World Economy

S. Korea Economy Mired in Complications

S. Korea Economy Mired in ComplicationsS. Korea Economy Mired in Complications

In a meeting with reporters last week, Finance Minister Choi Kyung-hwan dismissed warnings that the South Korean economy may be facing its worst ever conditions as exaggerated.

“Some have said our economy is heading toward a grave crisis, but all data are showing South Korea is doing better than most of its peer countries under difficult situations,” he said, Yahoo reported.

Choi, who concurrently serves as deputy prime minister for economic affairs, argued that if exports had not fallen, Asia’s fourth-largest economy could have expanded by nearly 4% this year. As he indicated, declining exports are projected to push down the country’s 2015 growth rate by about 1 percentage point below 3%.

Still, his remarks were rebuffed by economists here as far from reality. They note that the South Korean economy is becoming mired in a complicated set of problems that might be resolved only through speedy and thorough structural reforms.

“None of the difficulties confronting our economy are easy to solve,” said Cho Young-moo, an analyst at LG Economic Research Institute. “Temporary stimulus measures may no longer be instrumental in revitalizing the economy.”

 Steeper Decline

The combined turnover of South Korean companies, which decreased by 1.2% last year, marking the first annual decline since the national statistical office began compiling related data in 2006, is expected to shrink at a steeper pace this year.

More than 3 in 10 local firms have failed to generate enough profits to pay interest on their debts for three consecutive years.

Amid a slump in global trade, the country’s exports fell by 7.4% from a year earlier in the first 11 months of the year. With their competitiveness eroded by rivals from both advanced and emerging nations, South Korea’s manufacturing exporters, which have led the country’s rise to become a major economic powerhouse, are becoming more of a drag on its growth.

The economic team headed by Choi, who took office in July last year, has tried to shore up the economy with a series of measures to bolster domestic demand. The finance minister’s remarks last week might be seen as pointing out that the efforts to boost the property market and consumer spending had prevented the economy from being drawn into a steep downturn.

But economists note such stimulus measures have treated only the symptoms, rather than the underlying cause of South Korea’s deepening economic woes.

In fact, South Korea has seen its ratio of national debt to gross domestic product on the brink of surpassing 40% and household debt rising near to 1.2 quadrillion won ($1 trillion) as Choi has been pushing to galvanize domestic expenditure by drawing up a supplementary budget, reducing consumption tax rates and holding nationwide sales promotion events.
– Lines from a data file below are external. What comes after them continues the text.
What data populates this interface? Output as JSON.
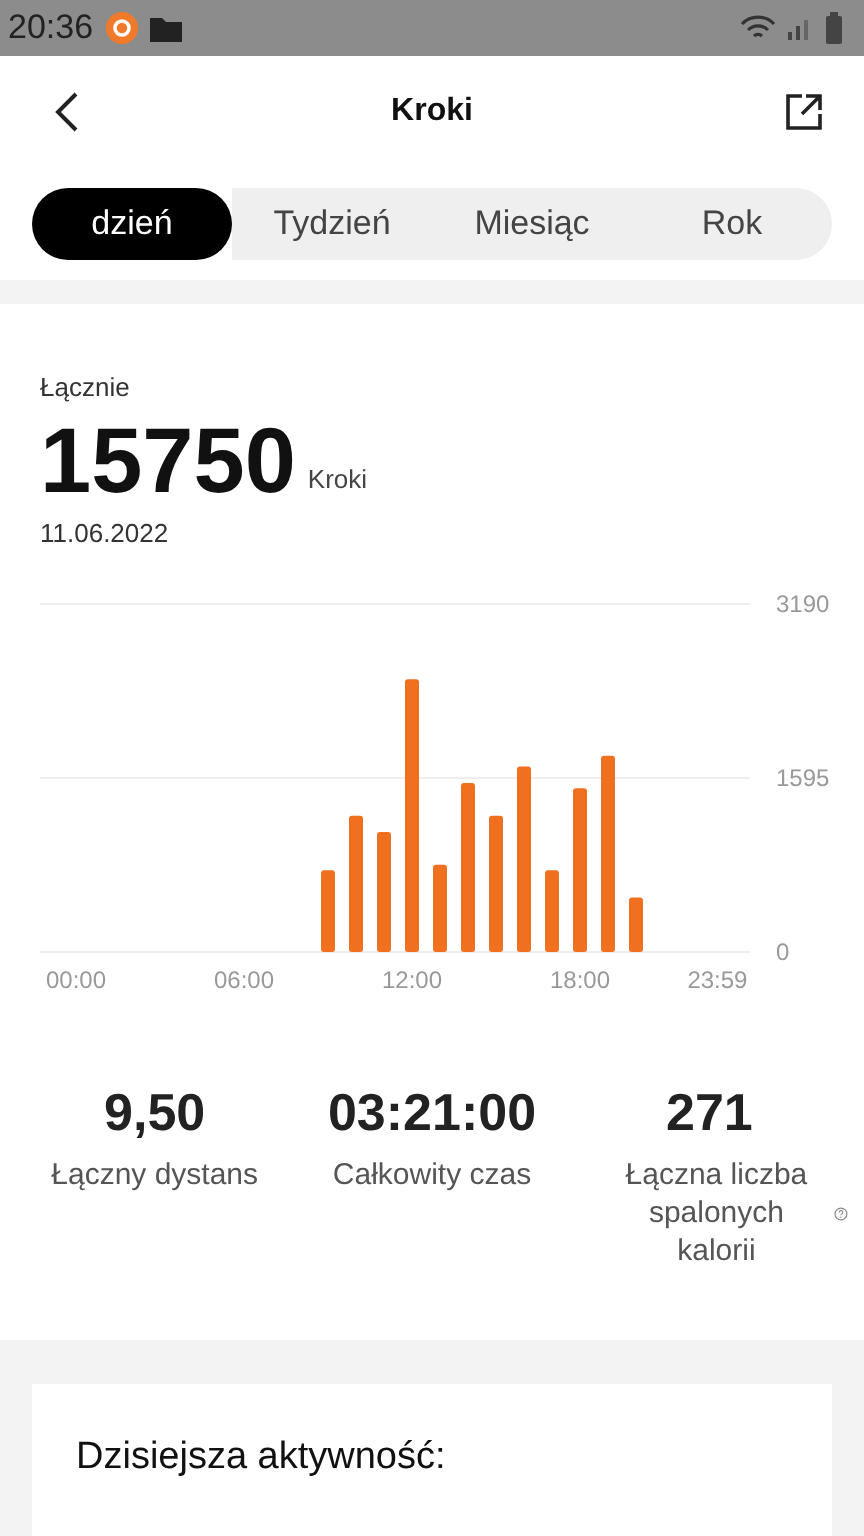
{
  "status_bar": {
    "time": "20:36"
  },
  "header": {
    "title": "Kroki"
  },
  "tabs": [
    {
      "label": "dzień",
      "selected": true
    },
    {
      "label": "Tydzień",
      "selected": false
    },
    {
      "label": "Miesiąc",
      "selected": false
    },
    {
      "label": "Rok",
      "selected": false
    }
  ],
  "summary": {
    "label": "Łącznie",
    "value": "15750",
    "unit": "Kroki",
    "date": "11.06.2022"
  },
  "chart_data": {
    "type": "bar",
    "x": [
      9,
      10,
      11,
      12,
      13,
      14,
      15,
      16,
      17,
      18,
      19,
      20
    ],
    "series": [
      {
        "color": "#f07020",
        "values": [
          750,
          1250,
          1100,
          2500,
          800,
          1550,
          1250,
          1700,
          750,
          1500,
          1800,
          500
        ]
      }
    ],
    "xlim": [
      -1.29,
      24.07
    ],
    "ylim": [
      0,
      3190
    ],
    "yticks": [
      0,
      1595,
      3190
    ],
    "xticks": [
      {
        "value": 0,
        "label": "00:00"
      },
      {
        "value": 6,
        "label": "06:00"
      },
      {
        "value": 12,
        "label": "12:00"
      },
      {
        "value": 18,
        "label": "18:00"
      },
      {
        "value": 23.98,
        "label": "23:59"
      }
    ]
  },
  "stats": [
    {
      "value": "9,50",
      "label": "Łączny dystans",
      "info": false
    },
    {
      "value": "03:21:00",
      "label": "Całkowity czas",
      "info": false
    },
    {
      "value": "271",
      "label": "Łączna liczba spalonych kalorii",
      "info": true
    }
  ],
  "activity": {
    "title": "Dzisiejsza aktywność:"
  }
}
The chief economic policymaker said at a year-end meeting with reporters that the South Korean economy would face tough challenges in 2016 as overall conditions at home and abroad might show little improvement.

“Everyone must be on guard as the New Year is certain to be full of difficulties,” said Choi, a third-term lawmaker.